Sponsor Message

Basile says as the region continues to develop, renaming the station ensures Bruno’s legacy lives on.

 “It encourages people to think about the transportation infrastructure in our community,” Basile said. “How do we move? How do we get along? how do we get to economic opportunities? How do we get to work, shop, and play? And the Senator I think kept that foremost in his mind and in his thinking.”

 Former Democratic Governor David Paterson referred to Bruno as “one of the five best friends” he’s ever had. Paterson, a party leader in the Senate before his rapid ascent to lieutenant governor and then governor in 2008, says although he and Bruno were on opposite sides of the political aisle, they were able to put aside their differences and form a true friendship.

“They say that service to others is how we mark our place on this planet and Joe Bruno certainly did not leave this planet without giving as much service to others as anyone that I ever met,” Paterson said. “They say that people look at things as they are and ask ‘why?’ Joe Bruno saw things that never were and asked ‘why not?’”

Bruno’s long-time press secretary Marcia White, now the President of the College of Saint Rose in Albany, spoke on behalf of the family.

“Never in his public life did he fail to decide when it was time to decide,” White said. “Always positioning himself on the frontlines, whether it’s serving in Korea or serving in the political arena, he walked, talked, and looked like a political leader.”

Elsewhere in Rensselaer County, on the campus of Hudson Valley Community College, is Joseph L. Bruno Stadium, or "The Joe." The stadium was built in 2002 thanks to millions in state funding steered by Bruno.

Liza Bruno is one of Bruno’s eight grandchildren.
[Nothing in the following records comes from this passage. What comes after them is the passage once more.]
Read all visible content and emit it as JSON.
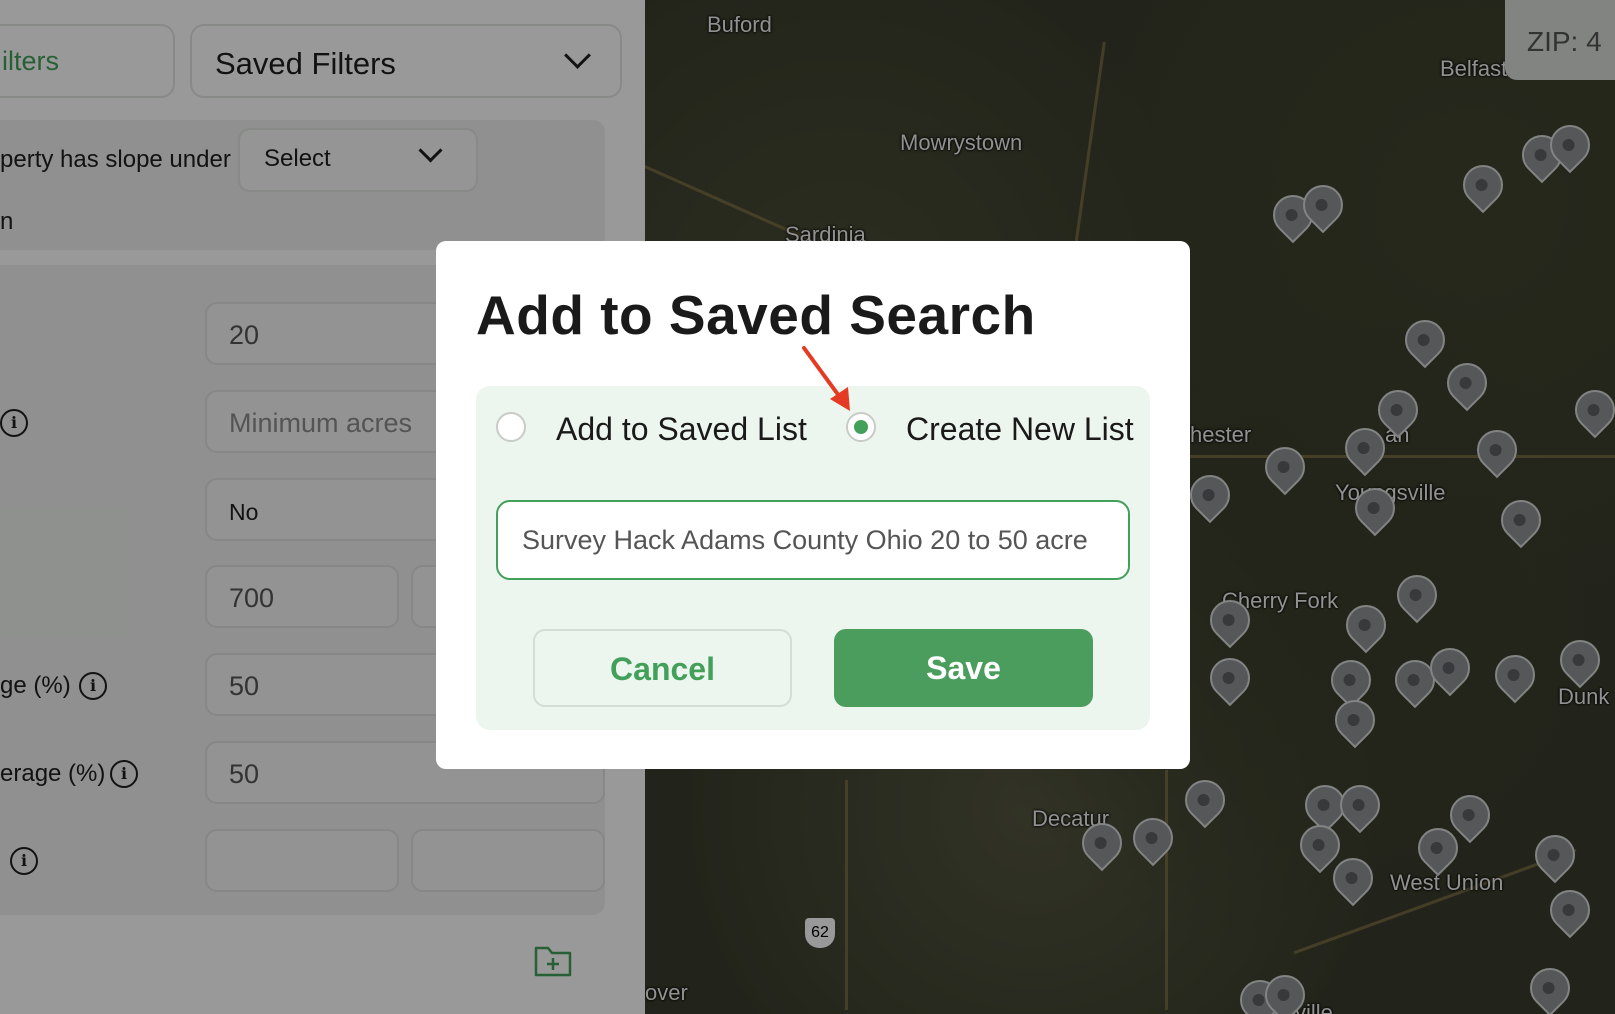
{
  "left_panel": {
    "tab_filters": "ilters",
    "saved_filters": "Saved Filters",
    "slope_label": "perty has slope under",
    "slope_select": "Select",
    "row_n": "n",
    "inputs": {
      "row1_value": "20",
      "min_acres_placeholder": "Minimum acres",
      "row3_value": "No",
      "row4_value": "700",
      "row5_value": "50",
      "row6_value": "50"
    },
    "labels": {
      "pct_label_1": "ge (%)",
      "pct_label_2": "erage (%)"
    }
  },
  "map": {
    "zip_label": "ZIP: 4",
    "towns": [
      "Buford",
      "Mowrystown",
      "Sardinia",
      "Belfast",
      "hester",
      "an",
      "Youngsville",
      "Cherry Fork",
      "Dunk",
      "Decatur",
      "West Union",
      "over",
      "ville"
    ],
    "route_shield": "62"
  },
  "modal": {
    "title": "Add to Saved Search",
    "option_saved": "Add to Saved List",
    "option_new": "Create New List",
    "selected_option": "Create New List",
    "list_name_value": "Survey Hack Adams County Ohio 20 to 50 acre",
    "cancel_label": "Cancel",
    "save_label": "Save"
  },
  "colors": {
    "accent_green": "#43a05a",
    "annotation_arrow": "#e53a24"
  },
  "icons": [
    "chevron-down-icon",
    "info-icon",
    "add-folder-icon",
    "map-pin-icon",
    "arrow-annotation-icon"
  ]
}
Bruno also has one great-grandchild.

“He affected so many people and it was great to hear from so many of them today and it’s a lasting legacy that we’ll remember forever,” Bruno said.

Such a renaming didn’t always seem likely. In 2009, Bruno began the legal battle that dominated the last years of his life. He was indicted on a number of corruption charges. He was acquitted on some and convicted of two counts of mail and wire fraud. The convictions were later overturned but retried. The Republican was ultimately cleared in 2014.

He died in 2020 at the age of 91 following a battle with cancer.

Copyright 2023 WAMC Northeast Public Radio. To see more, visit WAMC Northeast Public Radio.

Samantha Simmons